Enjoy, and.......stay hydrated.
I will make one more go of this sort of thing and see if the 0ld body can hang on.
Live each day like its your last.
The Heath is known for its labyrinth of paved walkways, unpaved trails and myriad of charted and uncharted paths. It also traverses many a gorgeous neighborhood. Most Londoners enjoy the Heath for its outdoor activities as well as for its ponds, playgrounds, sculptures, track/recreational center and the famous Kenwood House.
The Heath contains Parliament Hill,
I traveled through
Saturday, June 7, 2008
Friday, June 6, 2008
Also, despite the rumor that the water out there is infested with dangerous toxins, there will be an opportunity to jump in a cool pool of stream water after. Moeser, Geir and I cooled off after our last run and it felt good.
Hope to see everyone at the parking lot at 8:30am.
Wednesday, June 4, 2008
I can tell that my gait is off as I am favoring my right side too much and my arms are wasting too much energy.
As for facial expressions and such....................
Klim has some serious facial expressions going on. Klim, were you pissed, in agony or what? Pat Murphy seems euphoric. Bain seems well, like, Bain.
Anyway, its good to be to get the closeups and do what you will with them.
I've posted over 300 pictures I shot last Saturday May 31, at the Georgetown Classic 8K race.
This is my first upload to my brand new flickr premium account and I have granted full access rights for anyone to pull pics and do as they please.

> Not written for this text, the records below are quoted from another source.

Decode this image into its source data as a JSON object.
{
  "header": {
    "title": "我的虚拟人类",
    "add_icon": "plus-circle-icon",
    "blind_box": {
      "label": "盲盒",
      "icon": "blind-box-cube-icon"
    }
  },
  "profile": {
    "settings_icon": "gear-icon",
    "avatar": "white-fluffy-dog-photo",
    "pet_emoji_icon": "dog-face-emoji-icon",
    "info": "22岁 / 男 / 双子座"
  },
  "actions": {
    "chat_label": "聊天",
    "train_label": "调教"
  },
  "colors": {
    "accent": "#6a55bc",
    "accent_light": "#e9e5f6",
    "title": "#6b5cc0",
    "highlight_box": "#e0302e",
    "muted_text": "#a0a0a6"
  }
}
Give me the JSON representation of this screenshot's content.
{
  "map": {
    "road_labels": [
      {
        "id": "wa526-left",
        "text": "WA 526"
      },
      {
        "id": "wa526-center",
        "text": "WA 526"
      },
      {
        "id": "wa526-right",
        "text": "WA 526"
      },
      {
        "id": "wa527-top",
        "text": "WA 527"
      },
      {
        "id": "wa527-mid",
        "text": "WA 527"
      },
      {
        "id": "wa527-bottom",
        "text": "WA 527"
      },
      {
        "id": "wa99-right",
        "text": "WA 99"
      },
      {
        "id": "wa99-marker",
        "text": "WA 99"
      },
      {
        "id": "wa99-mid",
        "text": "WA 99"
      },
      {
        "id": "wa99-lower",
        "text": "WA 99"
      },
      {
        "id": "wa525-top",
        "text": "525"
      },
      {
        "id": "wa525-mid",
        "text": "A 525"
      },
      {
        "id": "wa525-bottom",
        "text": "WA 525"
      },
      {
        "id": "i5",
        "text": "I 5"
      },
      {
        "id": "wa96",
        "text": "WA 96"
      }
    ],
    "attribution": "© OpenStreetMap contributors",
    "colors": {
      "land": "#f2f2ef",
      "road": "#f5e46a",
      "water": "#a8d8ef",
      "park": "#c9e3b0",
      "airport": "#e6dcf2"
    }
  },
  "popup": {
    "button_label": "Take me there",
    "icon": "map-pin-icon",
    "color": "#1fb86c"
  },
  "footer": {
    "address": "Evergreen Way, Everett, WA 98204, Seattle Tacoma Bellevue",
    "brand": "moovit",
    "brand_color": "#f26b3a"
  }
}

I am not a professional photographer and actually purchased my favorite new weapon (a Nikon D40 SLR) last March prior to my trip to Africa. I'm hooked. And am planning on taking a course in photography to improve upon the work reflected here. When not racing and not traveling, the team can count on me to do some shooting. A big nod to Pete Silverman for the inspiration.
Tuesday, June 3, 2008
Hi all, three things:
1. I have signed up for the Potomac Valley Track Club's all-comers meets on first coming Sunday. I will either do the 800m or 3000m, depends on how many people that shows up. Any other interested?
More info on: http://www.pvtc.org/outdoor.html
2. Since I have not figured out when you guys have a track session (except
(Copied from homepage) June 4: 8 x 500M at 5K pace. 300M rest. NOTE: Severe T-storms already are predicted for this evening. Please watch Home Page for any announcements with regard to that on Wednesday afternoon.
3. An interesting article in the NYT: Swallow this